• **Task statement**:
In the data below, find every line with the string "flag" and pull it out.

The data section start

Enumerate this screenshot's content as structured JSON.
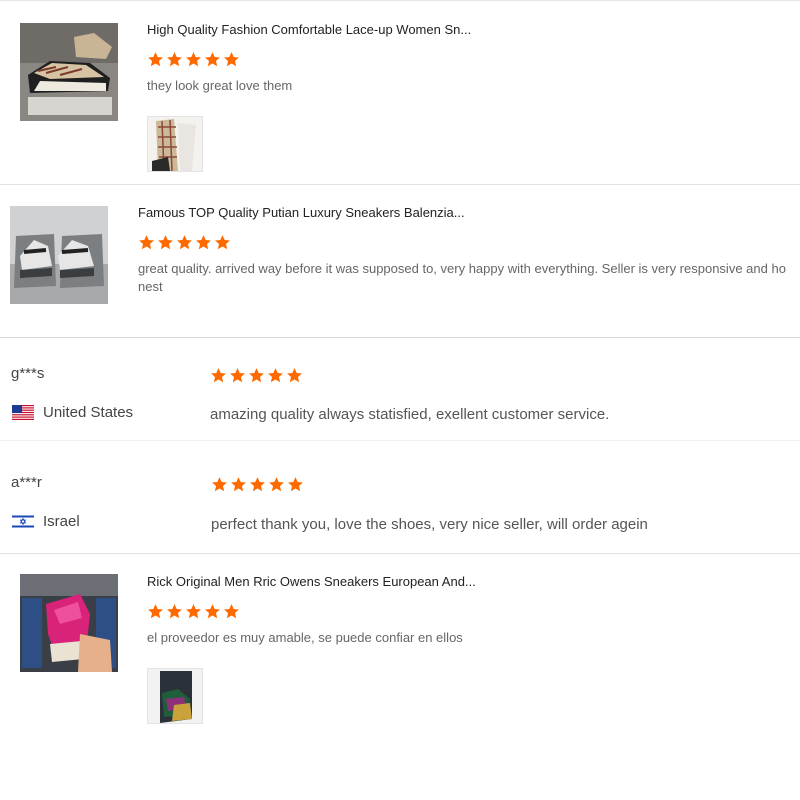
{
  "colors": {
    "star": "#ff6a00",
    "divider": "#e3e3e3"
  },
  "product_reviews": [
    {
      "product_title": "High Quality Fashion Comfortable Lace-up Women Sn...",
      "rating": 5,
      "text": "they look great love them",
      "photo_count": 1
    },
    {
      "product_title": "Famous TOP Quality Putian Luxury Sneakers Balenzia...",
      "rating": 5,
      "text": "great quality. arrived way before it was supposed to, very happy with everything. Seller is very responsive and honest",
      "photo_count": 0
    },
    {
      "product_title": "Rick Original Men Rric Owens Sneakers European And...",
      "rating": 5,
      "text": "el proveedor es muy amable, se puede confiar en ellos",
      "photo_count": 1
    }
  ],
  "user_reviews": [
    {
      "username": "g***s",
      "country": "United States",
      "flag_icon": "us-flag-icon",
      "rating": 5,
      "text": "amazing quality always statisfied, exellent customer service."
    },
    {
      "username": "a***r",
      "country": "Israel",
      "flag_icon": "israel-flag-icon",
      "rating": 5,
      "text": "perfect thank you, love the shoes, very nice seller, will order agein"
    }
  ]
}
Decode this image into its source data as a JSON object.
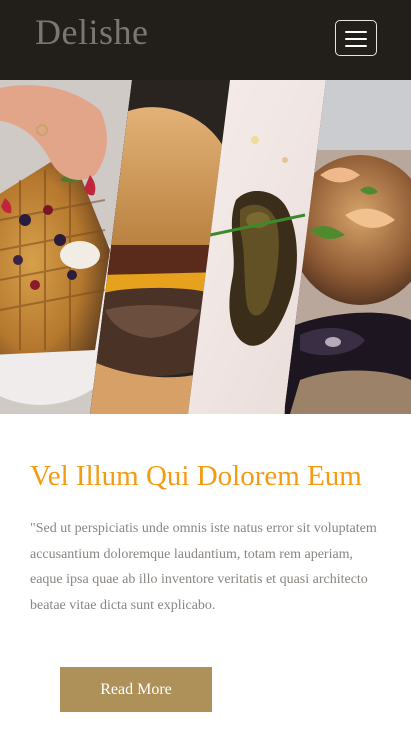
{
  "navbar": {
    "brand": "Delishe",
    "menu_icon": "hamburger-menu-icon"
  },
  "hero": {
    "panels": [
      "waffle",
      "burger",
      "sauce-plate",
      "seafood"
    ]
  },
  "article": {
    "headline": "Vel Illum Qui Dolorem Eum",
    "body": "\"Sed ut perspiciatis unde omnis iste natus error sit voluptatem accusantium doloremque laudantium, totam rem aperiam, eaque ipsa quae ab illo inventore veritatis et quasi architecto beatae vitae dicta sunt explicabo.",
    "cta_label": "Read More"
  },
  "colors": {
    "navbar_bg": "#221e1a",
    "brand_text": "#7a7670",
    "headline": "#f39c12",
    "body_text": "#8a8580",
    "button_bg": "#ad9158",
    "button_text": "#ffffff"
  }
}
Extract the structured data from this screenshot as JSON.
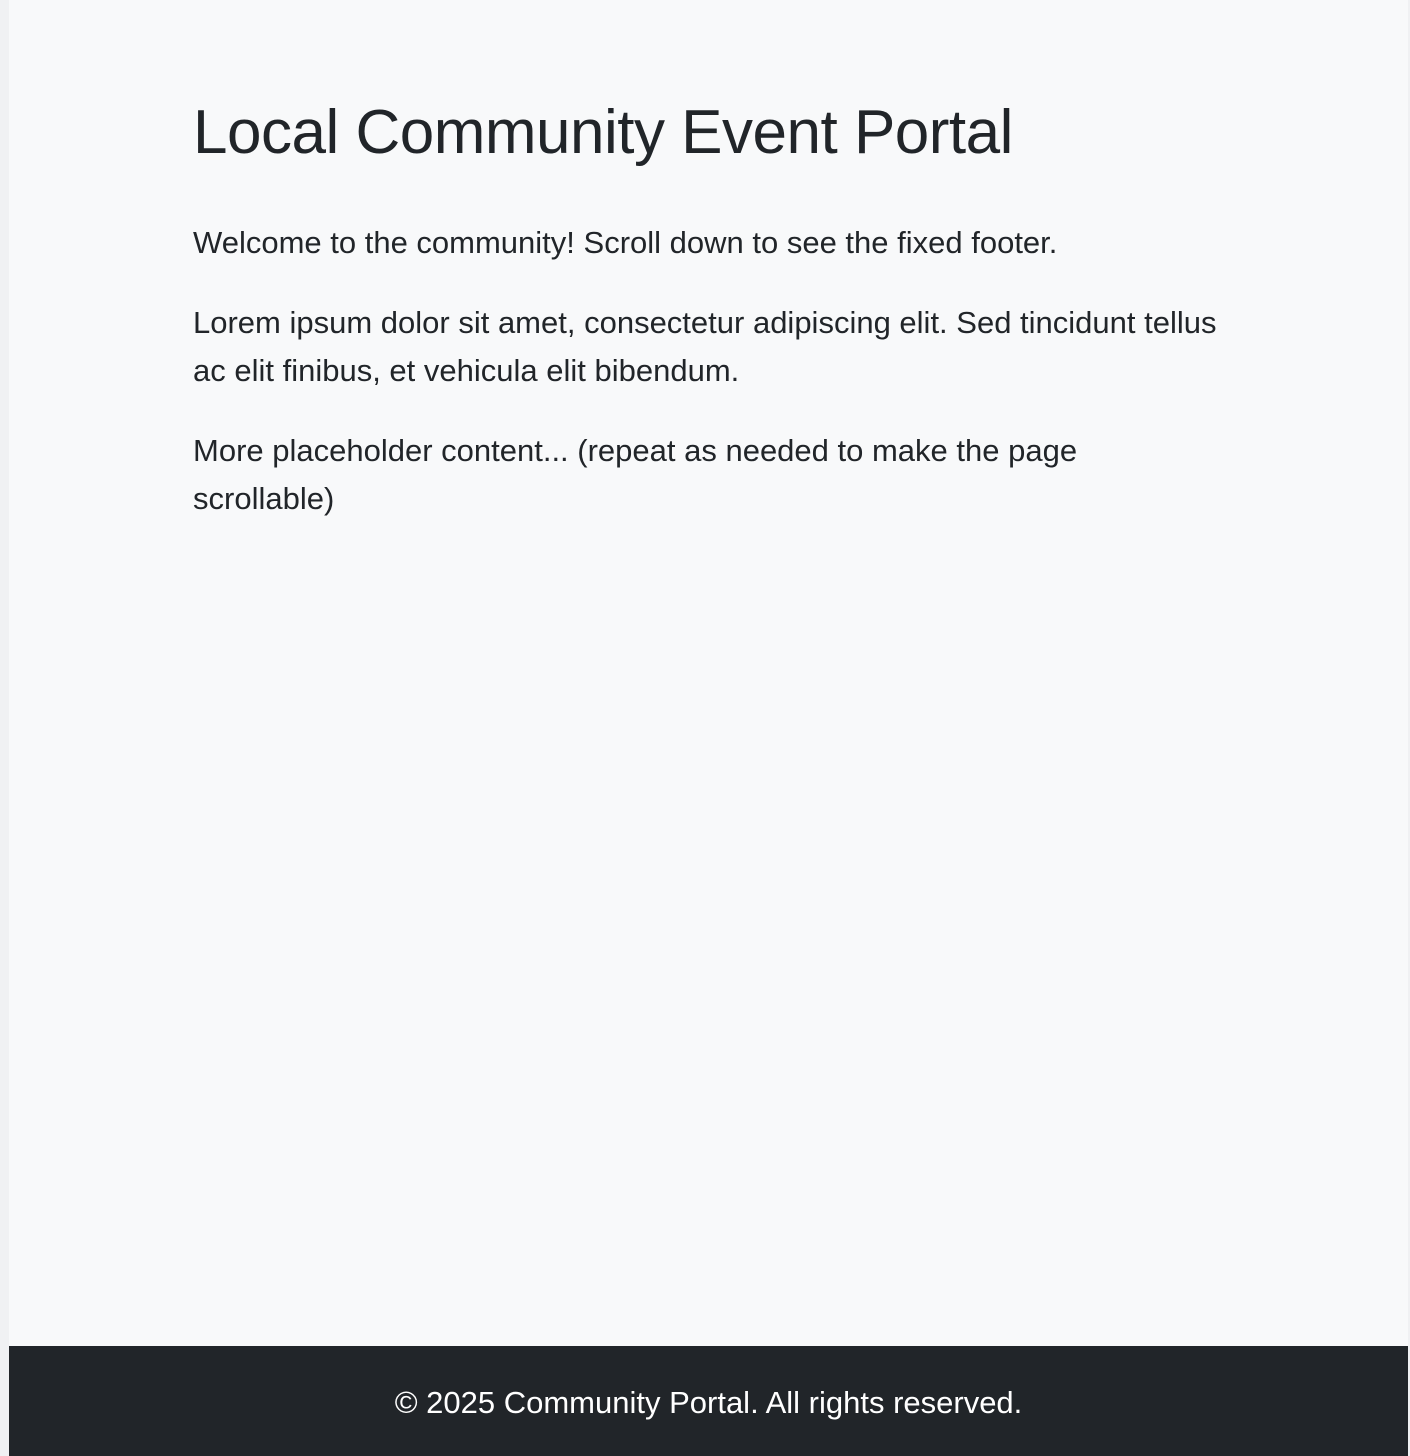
{
  "header": {
    "title": "Local Community Event Portal"
  },
  "main": {
    "paragraphs": [
      "Welcome to the community! Scroll down to see the fixed footer.",
      "Lorem ipsum dolor sit amet, consectetur adipiscing elit. Sed tincidunt tellus ac elit finibus, et vehicula elit bibendum.",
      "More placeholder content... (repeat as needed to make the page scrollable)"
    ]
  },
  "footer": {
    "text": "© 2025 Community Portal. All rights reserved."
  },
  "colors": {
    "page_background": "#f8f9fa",
    "text": "#212529",
    "footer_background": "#212529",
    "footer_text": "#ffffff"
  }
}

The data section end

• **Completed exercise**:
      "flag_icon": "us-flag-icon",
      "flag_icon": "israel-flag-icon",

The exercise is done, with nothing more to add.